This is muscular and modern jazz that skirts round the edges of jazz, prog, improv and classical, with added tubular bells. There’s some fearsome sax playing, too.
Writing on his website, Neset says tubular bells were the idea for the album, and it opens with them sounding like distant church bells. It’s not so much the bells as the circle they form: Neset was playing the same note in octaves, and moved the notes, ending up with a circle of two notes that would meet again. This pattern influenced the songs.
Opener Satellite is 10 minutes long and goes from the bells to Pat Methany-style wildness before developing a more reflective, almost Chinese sound.
Star is similar, 10 minutes long and opening with tubular bells, though with a livelier start with some rapid flute playing as it heads off into improv meets world / prog / jazz. Impressive.
A New Resolution is more consistently jazz, with a fine piano solo, while Introduction to Prague is more mellow, with Eastern European-flavoured cello at the start, giving way to gentle and lyrical sax.
Sirens of Cologne opens rapidly with scat and a funky sound before becoming a mix of world and jazz.
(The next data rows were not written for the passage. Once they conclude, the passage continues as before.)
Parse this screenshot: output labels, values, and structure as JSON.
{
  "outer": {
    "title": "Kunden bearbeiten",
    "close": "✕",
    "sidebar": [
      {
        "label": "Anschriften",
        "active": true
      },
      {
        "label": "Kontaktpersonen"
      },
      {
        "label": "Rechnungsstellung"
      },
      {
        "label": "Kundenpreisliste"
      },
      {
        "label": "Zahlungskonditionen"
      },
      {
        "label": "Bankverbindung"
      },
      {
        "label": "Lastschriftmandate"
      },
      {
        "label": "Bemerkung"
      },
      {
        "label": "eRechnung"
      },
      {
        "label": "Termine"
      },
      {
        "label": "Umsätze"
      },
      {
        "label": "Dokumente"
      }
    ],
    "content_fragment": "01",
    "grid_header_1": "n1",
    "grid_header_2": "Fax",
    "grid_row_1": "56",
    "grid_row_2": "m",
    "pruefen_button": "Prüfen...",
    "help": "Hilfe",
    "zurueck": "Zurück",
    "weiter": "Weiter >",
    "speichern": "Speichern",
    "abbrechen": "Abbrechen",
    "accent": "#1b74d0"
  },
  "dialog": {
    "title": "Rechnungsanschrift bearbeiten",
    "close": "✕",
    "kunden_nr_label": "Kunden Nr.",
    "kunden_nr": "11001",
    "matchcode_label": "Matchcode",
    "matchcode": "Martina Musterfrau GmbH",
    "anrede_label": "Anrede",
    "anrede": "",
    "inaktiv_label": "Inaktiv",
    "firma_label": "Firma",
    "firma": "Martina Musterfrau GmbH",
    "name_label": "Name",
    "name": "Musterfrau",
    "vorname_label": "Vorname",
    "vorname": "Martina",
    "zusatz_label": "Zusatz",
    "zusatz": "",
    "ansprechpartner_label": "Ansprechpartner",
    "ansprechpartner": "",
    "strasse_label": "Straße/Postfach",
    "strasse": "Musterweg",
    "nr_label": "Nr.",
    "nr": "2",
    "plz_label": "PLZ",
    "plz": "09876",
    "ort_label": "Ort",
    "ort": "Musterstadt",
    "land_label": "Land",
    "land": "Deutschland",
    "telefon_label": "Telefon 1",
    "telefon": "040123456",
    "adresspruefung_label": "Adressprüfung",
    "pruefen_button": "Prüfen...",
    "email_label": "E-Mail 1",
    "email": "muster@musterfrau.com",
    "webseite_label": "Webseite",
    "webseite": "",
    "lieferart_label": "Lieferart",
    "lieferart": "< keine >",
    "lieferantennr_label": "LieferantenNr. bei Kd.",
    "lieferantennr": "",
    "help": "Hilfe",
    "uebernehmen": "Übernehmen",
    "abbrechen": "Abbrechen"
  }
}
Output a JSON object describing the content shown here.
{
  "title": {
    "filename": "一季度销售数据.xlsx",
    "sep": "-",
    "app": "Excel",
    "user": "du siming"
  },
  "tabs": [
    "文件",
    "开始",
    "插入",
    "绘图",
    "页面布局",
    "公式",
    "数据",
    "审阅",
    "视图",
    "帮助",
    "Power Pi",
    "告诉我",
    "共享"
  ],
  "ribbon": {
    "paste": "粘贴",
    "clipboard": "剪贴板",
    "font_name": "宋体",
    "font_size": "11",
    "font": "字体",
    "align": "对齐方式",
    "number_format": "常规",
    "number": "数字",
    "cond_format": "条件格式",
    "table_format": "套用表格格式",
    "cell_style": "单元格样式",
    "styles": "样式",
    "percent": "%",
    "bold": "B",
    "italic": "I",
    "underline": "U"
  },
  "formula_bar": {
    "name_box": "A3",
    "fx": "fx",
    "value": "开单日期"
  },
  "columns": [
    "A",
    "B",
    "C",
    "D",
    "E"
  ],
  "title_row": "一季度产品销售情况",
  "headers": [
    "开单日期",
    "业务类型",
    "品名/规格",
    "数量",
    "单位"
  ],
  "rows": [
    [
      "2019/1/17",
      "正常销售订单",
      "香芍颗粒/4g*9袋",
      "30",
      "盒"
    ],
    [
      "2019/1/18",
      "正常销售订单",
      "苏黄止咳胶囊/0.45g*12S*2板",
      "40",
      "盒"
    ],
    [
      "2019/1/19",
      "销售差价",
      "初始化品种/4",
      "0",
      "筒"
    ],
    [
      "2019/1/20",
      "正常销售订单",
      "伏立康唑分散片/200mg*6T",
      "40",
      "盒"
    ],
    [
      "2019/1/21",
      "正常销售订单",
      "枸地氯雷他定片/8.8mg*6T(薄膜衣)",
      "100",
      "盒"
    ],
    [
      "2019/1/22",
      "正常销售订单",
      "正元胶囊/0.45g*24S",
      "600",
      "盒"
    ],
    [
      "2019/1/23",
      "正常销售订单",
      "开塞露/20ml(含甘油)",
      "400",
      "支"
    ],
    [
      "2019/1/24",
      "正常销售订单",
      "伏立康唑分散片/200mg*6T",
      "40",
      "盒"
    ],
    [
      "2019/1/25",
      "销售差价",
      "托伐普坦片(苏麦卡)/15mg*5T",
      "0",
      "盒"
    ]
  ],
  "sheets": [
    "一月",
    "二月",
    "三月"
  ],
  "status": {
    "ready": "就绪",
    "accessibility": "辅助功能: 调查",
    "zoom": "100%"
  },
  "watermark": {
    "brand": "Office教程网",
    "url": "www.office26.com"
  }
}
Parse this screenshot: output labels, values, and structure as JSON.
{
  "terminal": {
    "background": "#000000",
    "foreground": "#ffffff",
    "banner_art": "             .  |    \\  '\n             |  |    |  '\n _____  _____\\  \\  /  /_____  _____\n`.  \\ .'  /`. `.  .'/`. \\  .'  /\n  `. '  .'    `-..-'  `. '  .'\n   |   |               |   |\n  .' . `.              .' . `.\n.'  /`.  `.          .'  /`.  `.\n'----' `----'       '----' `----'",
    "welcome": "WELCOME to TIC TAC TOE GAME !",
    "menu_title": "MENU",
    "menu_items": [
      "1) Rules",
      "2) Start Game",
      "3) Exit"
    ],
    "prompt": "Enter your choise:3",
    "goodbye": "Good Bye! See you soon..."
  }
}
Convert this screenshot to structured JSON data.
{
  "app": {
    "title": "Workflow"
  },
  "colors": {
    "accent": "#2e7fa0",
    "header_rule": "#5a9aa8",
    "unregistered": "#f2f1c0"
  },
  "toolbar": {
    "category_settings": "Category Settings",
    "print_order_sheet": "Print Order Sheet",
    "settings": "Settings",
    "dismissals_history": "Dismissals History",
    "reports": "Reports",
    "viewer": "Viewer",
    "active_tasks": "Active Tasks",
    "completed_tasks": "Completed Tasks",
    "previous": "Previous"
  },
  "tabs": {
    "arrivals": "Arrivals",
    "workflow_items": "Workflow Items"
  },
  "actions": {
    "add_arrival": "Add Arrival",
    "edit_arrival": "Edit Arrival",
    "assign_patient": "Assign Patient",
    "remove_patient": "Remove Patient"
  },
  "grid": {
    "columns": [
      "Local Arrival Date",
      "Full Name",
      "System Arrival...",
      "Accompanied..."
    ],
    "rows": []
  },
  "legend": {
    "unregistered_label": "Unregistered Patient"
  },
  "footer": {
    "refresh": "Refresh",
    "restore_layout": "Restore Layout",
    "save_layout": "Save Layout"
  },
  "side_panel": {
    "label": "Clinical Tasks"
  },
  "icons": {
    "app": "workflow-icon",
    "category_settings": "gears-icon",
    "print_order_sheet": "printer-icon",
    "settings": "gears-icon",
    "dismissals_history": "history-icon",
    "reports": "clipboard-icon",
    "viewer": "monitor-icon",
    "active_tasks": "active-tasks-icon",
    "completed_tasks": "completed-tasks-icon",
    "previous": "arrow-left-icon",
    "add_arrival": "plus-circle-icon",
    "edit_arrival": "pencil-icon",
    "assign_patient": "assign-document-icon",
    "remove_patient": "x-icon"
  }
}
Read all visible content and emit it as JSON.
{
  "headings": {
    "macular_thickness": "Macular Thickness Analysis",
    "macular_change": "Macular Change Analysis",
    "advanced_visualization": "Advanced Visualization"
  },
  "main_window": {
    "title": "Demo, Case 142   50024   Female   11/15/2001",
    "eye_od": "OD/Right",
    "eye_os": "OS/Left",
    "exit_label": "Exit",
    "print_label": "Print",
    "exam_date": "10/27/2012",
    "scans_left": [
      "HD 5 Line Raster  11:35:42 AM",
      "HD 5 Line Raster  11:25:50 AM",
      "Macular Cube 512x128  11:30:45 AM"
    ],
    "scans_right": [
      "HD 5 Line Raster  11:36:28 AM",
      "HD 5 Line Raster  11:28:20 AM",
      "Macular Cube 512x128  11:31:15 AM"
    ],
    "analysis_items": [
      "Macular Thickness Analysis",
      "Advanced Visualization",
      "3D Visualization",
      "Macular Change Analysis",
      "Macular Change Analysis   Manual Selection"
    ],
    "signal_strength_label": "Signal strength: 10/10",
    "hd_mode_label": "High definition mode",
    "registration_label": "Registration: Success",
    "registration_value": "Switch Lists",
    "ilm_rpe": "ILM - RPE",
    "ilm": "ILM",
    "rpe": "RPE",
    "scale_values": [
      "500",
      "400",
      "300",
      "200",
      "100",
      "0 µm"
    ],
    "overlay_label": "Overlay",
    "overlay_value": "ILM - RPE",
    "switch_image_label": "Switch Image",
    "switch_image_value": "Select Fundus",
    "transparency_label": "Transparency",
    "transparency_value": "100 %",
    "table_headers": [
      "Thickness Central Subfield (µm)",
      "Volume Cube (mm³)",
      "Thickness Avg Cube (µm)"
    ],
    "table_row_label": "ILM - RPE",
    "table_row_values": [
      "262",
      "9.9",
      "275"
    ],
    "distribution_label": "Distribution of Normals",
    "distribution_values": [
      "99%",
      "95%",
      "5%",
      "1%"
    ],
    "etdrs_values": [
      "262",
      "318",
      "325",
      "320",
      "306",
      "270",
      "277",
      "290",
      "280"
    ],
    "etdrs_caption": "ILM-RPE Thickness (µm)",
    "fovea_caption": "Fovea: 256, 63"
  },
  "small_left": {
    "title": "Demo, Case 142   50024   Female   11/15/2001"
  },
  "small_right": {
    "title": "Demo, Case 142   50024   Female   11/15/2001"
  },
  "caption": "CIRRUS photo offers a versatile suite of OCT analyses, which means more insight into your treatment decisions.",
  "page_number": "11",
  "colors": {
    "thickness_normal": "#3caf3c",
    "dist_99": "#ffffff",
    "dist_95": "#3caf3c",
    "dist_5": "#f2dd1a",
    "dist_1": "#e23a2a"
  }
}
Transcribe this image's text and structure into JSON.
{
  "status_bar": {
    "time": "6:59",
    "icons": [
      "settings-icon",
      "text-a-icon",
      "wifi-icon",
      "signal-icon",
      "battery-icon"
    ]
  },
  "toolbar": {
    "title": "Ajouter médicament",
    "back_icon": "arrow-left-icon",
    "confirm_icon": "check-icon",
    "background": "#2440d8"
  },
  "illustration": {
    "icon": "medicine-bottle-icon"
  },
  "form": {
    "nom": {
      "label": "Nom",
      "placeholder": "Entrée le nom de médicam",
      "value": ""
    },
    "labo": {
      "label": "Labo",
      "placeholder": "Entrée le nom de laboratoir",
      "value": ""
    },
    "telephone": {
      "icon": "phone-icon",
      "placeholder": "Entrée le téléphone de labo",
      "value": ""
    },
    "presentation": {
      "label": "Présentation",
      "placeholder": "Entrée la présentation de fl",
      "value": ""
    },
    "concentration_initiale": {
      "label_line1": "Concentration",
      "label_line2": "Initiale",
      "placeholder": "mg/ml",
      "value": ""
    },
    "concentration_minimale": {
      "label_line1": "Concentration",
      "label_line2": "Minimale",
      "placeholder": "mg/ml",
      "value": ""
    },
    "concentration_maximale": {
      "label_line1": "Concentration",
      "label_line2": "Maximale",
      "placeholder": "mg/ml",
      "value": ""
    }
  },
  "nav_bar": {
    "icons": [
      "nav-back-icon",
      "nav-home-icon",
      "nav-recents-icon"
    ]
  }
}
The musicians are all top class: pianist Ivo Neame, percussionist Jim Hart, drummer Anton Eger and double bassist Petter Eldh, as well as guitarist Lionel Loueke, his sister, flautist Ingrid Neset, and cellist Andreas Brantelid.
Out on ACT 9038-2.